Chen Li-an (陳履安, pinyin: Chén Lǚ'ān; born June 22, 1937), sometimes spelled Chen Lu-an, a Taiwanese politican, was President of the Control Yuan of the Republic of China.

Son of former Vice President Chen Tsyr-shiou, Chen was born in Lushan (廬山縣), Jiangxi and earned his masters' and Ph.D in mathematics from New York University. He had a close friendship with Wang Yung-ching, a respected businessman. Wang later appointed Chen the headmaster of the private Ming-chi Technology College, which Wang owned (July 1970 - February 1972).

He was the defense minister from 1990 - 93. He left the Kuomintang and became an independent in September 1995 to express his open criticisms of Lee Teng-hui's Mainland policy.

Lin Yang-kang originally considered Chen to be his vice-presidential running-mate in the ROC presidential election, 1996. However, Chen chose to run as president himself (with Wang Ching-feng as the vice-presidential candidate). As Chen is a devoted convert to Tibetan Buddhism (he is ethnically Han), he toured the island in a strong spirtual theme in his campaign, giving an image that some commented to be like an "ascetic monk".

After losing his bid in the presidential election, Chen announced that he would no longer hold another public post in his life. As part of his efforts to promote Tibetan Buddhism, he founded the Hwa-yu Foundation (化育基金會), of which he serves as president and his eldest son, Chen Yu-ting (陳宇廷), serves as director. Chen also organized charities to financially assist ethnic minorities in mainland China.

From 1996 to 1998, he visited the People's Republic of China three times, including a visit with President Jiang Zemin.
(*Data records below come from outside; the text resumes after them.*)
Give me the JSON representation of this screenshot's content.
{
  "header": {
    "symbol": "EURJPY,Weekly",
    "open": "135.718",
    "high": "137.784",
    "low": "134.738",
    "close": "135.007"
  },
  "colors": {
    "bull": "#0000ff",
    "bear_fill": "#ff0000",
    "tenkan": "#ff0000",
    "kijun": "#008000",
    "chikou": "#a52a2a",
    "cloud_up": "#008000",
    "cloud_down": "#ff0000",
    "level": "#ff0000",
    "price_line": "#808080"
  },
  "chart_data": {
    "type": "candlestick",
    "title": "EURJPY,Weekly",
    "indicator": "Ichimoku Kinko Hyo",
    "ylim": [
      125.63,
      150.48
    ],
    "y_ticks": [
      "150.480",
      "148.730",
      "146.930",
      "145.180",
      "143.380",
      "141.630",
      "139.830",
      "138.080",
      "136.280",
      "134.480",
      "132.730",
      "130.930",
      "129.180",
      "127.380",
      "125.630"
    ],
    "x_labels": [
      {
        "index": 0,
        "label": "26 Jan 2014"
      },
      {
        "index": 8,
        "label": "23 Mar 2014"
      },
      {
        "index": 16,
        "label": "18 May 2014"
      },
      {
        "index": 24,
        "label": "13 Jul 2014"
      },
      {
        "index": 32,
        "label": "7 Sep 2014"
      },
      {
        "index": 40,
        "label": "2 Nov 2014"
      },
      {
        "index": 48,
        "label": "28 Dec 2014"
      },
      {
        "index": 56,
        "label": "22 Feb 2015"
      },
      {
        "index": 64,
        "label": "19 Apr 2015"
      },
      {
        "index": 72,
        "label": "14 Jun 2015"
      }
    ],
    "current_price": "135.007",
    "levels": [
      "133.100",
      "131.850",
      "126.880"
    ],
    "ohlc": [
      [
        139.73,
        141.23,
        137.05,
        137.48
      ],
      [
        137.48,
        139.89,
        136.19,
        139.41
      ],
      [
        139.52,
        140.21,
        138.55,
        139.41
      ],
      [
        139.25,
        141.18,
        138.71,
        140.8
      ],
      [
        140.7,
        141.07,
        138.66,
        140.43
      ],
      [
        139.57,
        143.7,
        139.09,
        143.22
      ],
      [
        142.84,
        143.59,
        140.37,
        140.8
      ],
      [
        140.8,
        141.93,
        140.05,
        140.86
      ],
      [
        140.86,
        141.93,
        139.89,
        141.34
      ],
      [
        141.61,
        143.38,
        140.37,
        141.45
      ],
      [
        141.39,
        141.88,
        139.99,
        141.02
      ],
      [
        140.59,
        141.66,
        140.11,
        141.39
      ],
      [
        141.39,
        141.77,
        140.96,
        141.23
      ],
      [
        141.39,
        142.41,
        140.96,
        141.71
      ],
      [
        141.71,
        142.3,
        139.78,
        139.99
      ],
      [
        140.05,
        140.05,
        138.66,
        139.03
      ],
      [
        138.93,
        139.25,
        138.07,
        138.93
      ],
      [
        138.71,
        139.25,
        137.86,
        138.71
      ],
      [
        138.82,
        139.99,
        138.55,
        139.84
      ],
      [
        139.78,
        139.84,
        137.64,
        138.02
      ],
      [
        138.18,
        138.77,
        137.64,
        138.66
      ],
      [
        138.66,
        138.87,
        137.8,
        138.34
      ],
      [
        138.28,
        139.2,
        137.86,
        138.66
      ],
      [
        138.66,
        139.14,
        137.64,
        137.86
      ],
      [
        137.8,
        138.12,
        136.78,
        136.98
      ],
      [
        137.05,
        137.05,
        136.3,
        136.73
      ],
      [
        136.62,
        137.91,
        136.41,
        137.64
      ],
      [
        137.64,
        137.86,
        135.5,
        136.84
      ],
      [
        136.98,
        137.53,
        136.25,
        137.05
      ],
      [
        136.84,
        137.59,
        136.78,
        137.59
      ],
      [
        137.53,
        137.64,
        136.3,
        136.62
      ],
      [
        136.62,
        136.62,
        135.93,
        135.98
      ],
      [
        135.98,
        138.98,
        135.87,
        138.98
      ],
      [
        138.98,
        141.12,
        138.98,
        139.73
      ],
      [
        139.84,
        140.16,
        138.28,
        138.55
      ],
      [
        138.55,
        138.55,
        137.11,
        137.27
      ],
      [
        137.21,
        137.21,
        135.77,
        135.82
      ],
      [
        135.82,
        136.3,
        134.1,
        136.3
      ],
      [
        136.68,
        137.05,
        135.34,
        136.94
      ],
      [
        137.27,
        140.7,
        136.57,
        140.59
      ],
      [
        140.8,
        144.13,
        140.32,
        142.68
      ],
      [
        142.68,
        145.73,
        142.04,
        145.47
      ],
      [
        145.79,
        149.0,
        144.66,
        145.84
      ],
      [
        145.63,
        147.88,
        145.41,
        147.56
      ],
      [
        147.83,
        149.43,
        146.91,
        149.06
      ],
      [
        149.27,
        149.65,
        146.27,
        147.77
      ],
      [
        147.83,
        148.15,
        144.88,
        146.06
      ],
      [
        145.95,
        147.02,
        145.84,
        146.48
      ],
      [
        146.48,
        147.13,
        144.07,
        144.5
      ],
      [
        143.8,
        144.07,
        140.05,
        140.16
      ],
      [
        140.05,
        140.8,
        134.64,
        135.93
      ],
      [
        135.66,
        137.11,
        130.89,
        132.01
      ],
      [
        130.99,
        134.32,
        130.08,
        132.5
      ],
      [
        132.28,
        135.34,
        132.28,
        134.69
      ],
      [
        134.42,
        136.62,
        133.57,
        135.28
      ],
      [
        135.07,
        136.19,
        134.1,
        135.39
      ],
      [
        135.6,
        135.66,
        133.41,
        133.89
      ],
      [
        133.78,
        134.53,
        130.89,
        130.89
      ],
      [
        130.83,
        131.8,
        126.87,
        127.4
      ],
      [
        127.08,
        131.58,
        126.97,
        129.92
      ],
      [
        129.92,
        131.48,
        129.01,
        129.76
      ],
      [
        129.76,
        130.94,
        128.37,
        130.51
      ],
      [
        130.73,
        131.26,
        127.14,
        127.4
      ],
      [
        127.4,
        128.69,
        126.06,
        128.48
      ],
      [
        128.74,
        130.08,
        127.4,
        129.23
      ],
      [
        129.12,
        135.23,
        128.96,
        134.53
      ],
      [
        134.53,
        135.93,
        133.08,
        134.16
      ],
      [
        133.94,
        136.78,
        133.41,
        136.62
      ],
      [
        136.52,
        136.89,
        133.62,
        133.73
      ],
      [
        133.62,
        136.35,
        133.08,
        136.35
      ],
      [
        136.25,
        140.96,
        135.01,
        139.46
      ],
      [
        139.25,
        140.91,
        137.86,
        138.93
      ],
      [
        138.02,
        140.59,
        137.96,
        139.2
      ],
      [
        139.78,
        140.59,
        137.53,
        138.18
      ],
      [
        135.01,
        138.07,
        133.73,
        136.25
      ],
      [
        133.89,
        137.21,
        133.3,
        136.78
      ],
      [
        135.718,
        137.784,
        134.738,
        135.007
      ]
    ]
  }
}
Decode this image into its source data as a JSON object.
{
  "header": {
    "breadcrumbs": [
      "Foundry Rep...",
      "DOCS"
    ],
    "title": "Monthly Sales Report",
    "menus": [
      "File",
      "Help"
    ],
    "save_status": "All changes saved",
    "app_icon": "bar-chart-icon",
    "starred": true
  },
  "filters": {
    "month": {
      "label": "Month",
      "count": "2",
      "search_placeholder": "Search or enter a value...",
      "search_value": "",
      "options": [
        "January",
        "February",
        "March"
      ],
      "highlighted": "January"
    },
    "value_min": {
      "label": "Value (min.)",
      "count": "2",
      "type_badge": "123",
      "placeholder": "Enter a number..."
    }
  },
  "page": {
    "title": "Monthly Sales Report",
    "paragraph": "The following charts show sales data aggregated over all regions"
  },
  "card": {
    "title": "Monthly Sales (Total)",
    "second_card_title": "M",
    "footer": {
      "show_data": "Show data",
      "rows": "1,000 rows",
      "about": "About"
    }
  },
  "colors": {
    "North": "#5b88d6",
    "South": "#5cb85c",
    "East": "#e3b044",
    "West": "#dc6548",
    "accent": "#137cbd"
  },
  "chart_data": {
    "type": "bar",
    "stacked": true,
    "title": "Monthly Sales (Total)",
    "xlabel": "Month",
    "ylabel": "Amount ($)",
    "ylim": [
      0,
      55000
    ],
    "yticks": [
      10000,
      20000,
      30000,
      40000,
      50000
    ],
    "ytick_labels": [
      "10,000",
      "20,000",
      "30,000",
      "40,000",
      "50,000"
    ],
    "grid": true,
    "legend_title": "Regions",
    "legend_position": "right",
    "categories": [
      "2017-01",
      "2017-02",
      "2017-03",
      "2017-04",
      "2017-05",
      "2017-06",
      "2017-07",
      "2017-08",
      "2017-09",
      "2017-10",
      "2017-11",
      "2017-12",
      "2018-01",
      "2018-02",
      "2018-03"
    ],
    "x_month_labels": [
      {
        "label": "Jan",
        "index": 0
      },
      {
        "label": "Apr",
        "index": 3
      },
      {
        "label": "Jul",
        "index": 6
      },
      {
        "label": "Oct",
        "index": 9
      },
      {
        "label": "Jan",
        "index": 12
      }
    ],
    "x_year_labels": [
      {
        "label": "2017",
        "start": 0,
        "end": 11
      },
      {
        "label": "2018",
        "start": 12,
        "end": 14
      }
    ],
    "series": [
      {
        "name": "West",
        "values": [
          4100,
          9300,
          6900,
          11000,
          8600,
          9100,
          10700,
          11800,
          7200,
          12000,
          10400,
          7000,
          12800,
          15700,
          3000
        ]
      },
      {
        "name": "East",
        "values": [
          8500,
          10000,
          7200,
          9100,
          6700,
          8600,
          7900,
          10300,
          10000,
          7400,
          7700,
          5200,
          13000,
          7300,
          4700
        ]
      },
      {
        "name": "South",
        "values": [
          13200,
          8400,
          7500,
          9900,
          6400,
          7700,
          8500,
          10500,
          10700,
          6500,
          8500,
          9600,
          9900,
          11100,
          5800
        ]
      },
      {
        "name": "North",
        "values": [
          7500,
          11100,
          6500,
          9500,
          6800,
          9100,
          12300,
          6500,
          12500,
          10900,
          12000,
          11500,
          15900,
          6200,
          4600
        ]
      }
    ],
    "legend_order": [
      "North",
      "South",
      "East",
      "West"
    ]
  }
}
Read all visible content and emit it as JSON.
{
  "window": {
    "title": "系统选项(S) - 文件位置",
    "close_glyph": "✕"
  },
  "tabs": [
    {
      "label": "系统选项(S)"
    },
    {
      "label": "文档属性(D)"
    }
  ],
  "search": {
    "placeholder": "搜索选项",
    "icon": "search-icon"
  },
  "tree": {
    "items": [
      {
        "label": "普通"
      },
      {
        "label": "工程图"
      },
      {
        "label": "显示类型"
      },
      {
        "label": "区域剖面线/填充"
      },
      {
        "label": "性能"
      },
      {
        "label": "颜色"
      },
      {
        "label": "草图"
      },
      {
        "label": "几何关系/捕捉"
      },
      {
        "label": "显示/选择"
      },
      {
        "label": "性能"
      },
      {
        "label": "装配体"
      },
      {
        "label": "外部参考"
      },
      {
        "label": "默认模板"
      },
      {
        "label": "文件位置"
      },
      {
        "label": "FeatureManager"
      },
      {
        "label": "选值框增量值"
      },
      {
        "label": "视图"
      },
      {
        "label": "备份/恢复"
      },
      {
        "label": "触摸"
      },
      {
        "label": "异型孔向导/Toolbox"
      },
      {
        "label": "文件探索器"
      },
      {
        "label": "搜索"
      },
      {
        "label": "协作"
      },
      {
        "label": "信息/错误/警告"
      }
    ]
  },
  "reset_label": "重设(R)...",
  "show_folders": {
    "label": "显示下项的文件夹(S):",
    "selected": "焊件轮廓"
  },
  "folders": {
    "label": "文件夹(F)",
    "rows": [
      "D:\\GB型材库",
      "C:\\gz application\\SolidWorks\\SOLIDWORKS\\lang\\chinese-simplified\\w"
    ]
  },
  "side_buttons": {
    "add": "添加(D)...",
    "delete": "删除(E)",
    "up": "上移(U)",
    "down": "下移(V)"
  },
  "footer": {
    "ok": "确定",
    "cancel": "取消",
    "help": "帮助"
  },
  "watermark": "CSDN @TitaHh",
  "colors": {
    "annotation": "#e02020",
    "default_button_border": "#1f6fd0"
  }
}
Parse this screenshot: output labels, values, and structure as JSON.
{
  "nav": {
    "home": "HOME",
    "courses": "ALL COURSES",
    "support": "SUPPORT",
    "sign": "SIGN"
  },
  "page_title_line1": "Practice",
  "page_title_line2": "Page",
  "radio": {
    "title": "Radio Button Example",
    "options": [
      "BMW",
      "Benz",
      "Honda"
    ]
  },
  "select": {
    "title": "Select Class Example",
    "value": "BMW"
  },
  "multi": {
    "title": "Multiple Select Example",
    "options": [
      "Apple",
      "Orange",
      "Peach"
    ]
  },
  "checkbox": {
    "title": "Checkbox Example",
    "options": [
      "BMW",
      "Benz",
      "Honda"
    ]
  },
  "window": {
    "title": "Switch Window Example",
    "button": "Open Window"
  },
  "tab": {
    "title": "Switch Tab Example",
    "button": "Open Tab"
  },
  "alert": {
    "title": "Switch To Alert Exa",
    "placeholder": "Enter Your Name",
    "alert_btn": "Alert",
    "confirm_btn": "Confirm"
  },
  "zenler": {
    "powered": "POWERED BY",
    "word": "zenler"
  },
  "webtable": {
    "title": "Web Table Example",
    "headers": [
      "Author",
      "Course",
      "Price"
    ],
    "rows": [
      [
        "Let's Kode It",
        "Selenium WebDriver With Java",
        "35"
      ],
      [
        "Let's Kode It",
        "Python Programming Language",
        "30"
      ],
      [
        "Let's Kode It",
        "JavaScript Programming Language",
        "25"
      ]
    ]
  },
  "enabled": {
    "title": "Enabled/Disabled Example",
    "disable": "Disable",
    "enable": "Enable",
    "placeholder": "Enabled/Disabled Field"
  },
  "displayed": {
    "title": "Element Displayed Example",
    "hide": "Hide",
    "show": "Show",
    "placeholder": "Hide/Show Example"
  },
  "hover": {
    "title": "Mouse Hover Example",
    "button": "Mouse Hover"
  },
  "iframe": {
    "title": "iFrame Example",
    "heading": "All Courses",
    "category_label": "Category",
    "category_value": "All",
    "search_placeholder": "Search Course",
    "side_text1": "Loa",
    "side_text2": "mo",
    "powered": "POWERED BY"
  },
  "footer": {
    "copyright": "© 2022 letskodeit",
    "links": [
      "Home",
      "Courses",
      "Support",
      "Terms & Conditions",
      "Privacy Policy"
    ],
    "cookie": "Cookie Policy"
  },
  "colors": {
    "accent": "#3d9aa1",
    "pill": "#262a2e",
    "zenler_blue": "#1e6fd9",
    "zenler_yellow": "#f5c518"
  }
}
While he still considered the Kuomintang a "rotten party" [1], Chen endorsed the KMT candidate Lien Chan in the ROC presidential election, 2000, believing that Lien was unlike the rest of the Kuomintang.

On January 6, 2001, Chen re-joined Kuomintang, also bringing his wife, Tsao Chin (曹倩), to join for the first time. He commented that while it had done some embarrassing things, the Kuomintang also did some good to the country. The following day, he expressed his wish to participate in the upcoming presidential election if the new Chen government fails to please the people.

See also: Politics of Taiwan